The so-called Level 2.5 rules dictate that restaurants, bars, bakeries and standalone coffee shops can offer normal services — or allow customers to eat and drink inside the stores — until 9 p.m., after which they can only provide takeout until 5 a.m.
While announcing the measures last Friday, the central government said customers at “rest restaurant businesses” — the English wording when directly translated from Korean — would face the same restrictions. But it failed to spell out which types of businesses are part of that category.
That omission gave the impression that convenience stores were excluded from the Level 2.5 measures, which led many people to flock to the stores to drink at their outdoor tables after 9 p.m.
But not all convenience stores in greater Seoul are registered as a rest restaurant business. Some are called a “free business type.” The main difference between the two is that the former has a small cooking station, where customers can microwave their purchased products or pour boiling water into instant noodle cups to eat on the spot.

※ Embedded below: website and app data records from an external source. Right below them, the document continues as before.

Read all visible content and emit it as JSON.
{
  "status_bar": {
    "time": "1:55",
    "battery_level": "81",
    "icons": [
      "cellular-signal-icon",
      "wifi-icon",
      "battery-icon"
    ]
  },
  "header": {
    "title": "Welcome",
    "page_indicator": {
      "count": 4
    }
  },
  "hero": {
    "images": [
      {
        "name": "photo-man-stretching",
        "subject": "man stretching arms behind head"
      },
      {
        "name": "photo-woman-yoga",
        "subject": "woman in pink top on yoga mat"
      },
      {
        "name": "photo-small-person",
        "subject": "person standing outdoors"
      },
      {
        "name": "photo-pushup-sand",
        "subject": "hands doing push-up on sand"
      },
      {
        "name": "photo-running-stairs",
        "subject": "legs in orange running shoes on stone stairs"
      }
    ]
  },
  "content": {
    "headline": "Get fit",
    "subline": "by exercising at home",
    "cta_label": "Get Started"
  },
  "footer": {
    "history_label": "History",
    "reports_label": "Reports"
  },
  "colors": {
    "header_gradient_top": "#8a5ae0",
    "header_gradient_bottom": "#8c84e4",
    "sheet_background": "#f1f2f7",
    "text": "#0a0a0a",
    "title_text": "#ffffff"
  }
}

Among Seoul’s approximately 13,000 convenience stores, about 75 percent, or 9,750 stores, are known to be rest restaurant businesses. In those stores, people are now forbidden to eat or drink inside the stores or at any outdoor tables after 9 p.m. under the Level 2.5 social distancing rules, although they can microwave their food or pour hot water into their instant noodles to take home.
The Seoul Metropolitan Government dismissed this distinction Tuesday and urged the public not to eat at either type of convenience store after 9 p.m., saying it was planning to make a formal recommendation to the Central Disaster Management Headquarters to cut through the confusion.
The city said it would formally ask all convenience store owners in Seoul to forbid customers from eating at their stores after 9 p.m., and carry an on-site inspection this week to check whether they follow through.
Across the nation, the Korea Centers for Disease Control and Prevention (KCDC) announced Tuesday morning that 235 new infections were detected Monday, down from last Wednesday's peak of 441.
Of Monday’s 222 local cases, 93 were in Seoul, 60 in Gyeonggi, 22 in Incheon, eight in Daejeon, seven in South Chungcheong, six in Ulsan, five in North Gyeongsang, four each in Gwangju, Gangwon and South Jeolla, three each in Busan and South Gyeongsang, and one each in Daegu, North Chungcheong and Jeju Island.
Among the nation’s 17 major cities and provinces, Sejong City and North Jeolla didn’t see a single new case.
Out of 13 imported cases, three were from Indonesia, two each from Russia and South Africa, and one each from Kazakhstan, Turkey, the United States, Brazil, Ghana and Algeria
No patients died Monday, leaving total deaths at 324, while 225 people recovered, bringing total recoveries to 15,198.
As of Monday at midnight, Korea had counted 20,182 coronavirus patients in all.
BY LEE SUNG-EUN [firstname.lastname@example.org]